Ali Aminian, MD, Director of the Bariatric & Metabolic Institute at Cleveland Clinic, echoes these findings, saying, “In the past six months we have learned that obesity is a risk factor for the severe form of COVID-19 which includes hospital admission, need for intensive care, ventilator support and increased mortality.”
The exact reasons why patients with obesity are so adversely affected by COVID-19 is still unknown, but Dr. Aminian has a few suggested explanations.
- Weakened immunity: Patients with obesity (and the subsequent associated risk factors like diabetes) often suffer from weakened innate and adaptive immunity, making them more susceptible to infections.
- Overactive immune response: Obesity is a chronic inflammatory state that causes the patient’s body to produce excessive amounts of cytokine, molecules that communicate and regulate the immune system. COVID-19 infections also trigger the release of cytokines. When combined with obesity, this can lead to an excess amount of cytokine in the body, called a “cytokine storm,” that can cause damage to multiple body organs. “This,” Dr. Aminian says, “could explain why patients with obesity experience such severe response with COVID-19.”

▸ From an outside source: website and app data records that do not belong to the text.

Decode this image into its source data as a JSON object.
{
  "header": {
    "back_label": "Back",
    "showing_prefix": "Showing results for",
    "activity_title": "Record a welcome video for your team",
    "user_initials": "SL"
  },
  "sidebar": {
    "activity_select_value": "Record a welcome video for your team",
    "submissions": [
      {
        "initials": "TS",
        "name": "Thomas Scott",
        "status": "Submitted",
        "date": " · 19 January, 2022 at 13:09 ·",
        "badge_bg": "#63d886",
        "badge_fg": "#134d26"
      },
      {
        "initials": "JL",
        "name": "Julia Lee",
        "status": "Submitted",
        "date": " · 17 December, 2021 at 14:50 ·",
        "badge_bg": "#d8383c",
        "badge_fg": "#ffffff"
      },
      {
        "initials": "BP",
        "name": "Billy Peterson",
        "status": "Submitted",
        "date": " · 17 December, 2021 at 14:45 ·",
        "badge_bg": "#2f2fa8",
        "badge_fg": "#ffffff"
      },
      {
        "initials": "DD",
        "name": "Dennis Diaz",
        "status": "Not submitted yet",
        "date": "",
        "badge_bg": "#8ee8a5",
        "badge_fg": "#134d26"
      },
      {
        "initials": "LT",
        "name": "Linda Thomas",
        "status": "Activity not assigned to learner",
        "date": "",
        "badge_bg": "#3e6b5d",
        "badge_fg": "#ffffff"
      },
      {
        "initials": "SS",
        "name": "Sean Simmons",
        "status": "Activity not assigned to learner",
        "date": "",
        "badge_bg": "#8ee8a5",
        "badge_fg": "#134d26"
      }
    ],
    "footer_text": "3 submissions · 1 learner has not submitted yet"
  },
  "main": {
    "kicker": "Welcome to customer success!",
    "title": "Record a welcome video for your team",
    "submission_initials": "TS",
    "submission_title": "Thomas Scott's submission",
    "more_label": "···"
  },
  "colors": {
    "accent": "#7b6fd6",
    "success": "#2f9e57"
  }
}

- Cardiovascular risks: Patients with obesity frequently have underlying cardiovascular disease and that comes with an array of associated risks such as diabetes and hypertension. These factors can all contribute to difficulties stemming from a COVID-19 infection.
- Increased risk of blood clots: Patients who are overweight or obese are already at a higher risk of blood clots, a condition that’s also been associated with COVID-19. “COVID-19 damages the endothelium (the cellular lining of blood vessels),” says Dr. Aminian. “Autopsies have shown that blood clots and widespread severe endothelial damage are two of the causes of increased mortality in many patients who contract COVID-19.”
- Damaged pulmonary system: Obesity is known to impact the mechanics of both the chest wall and diaphragm as well as make patients more vulnerable to other lung conditions like sleep apnea, asthma and obesity hypoventilation syndrome. These issues can all become further compounded due to the known pulmonary issues that come with COVID-19 infections.
Protecting patients with obesity
Due to these potential risks, and ones we don’t yet know about, Dr. Aminian stresses the importance of patients with obesity taking precautions to protect themselves from COVID-19. “Because patients with obesity are so vulnerable to infection from COVID-19, it’s extremely important they follow public health guidelines like wearing a mask and social distancing.”
Following these precautions is also important because, as Dr. Aminian points out, patients with obesity may not be protected as well from the virus as other patients even when a vaccine is developed. “We know from previous experience that patients with obesity don’t always show an adequate immunological response even after being vaccinated, a challenge that’s possible with a COVID-19 vaccine.”
There are still many unknowns associated with COVID-19 including a weight measurement at which the extra risks posed by excess weight decrease. One thing that’s for sure, Dr. Aminian says, is that losing weight should absolutely be a goal. “While we don’t know of a particular cutoff point that can decrease that COVID-19 risk, we do know that patients are healthier after losing part of their excess weight.”
He adds, “Generally, patients with obesity who lose at least 5-to-10% of their weight see their risk of cardiovascular disease drop.”
In the meantime, Dr. Aminian urges patients to stay in touch with their health care providers and dietitians. “If a patient is already on a weight loss plan or other forms of weight loss treatment, including weight loss surgery, that should continue even during this pandemic. And they should make sure to take extra precautions and stay vigilant to lower the risk of their potential exposure to the virus.”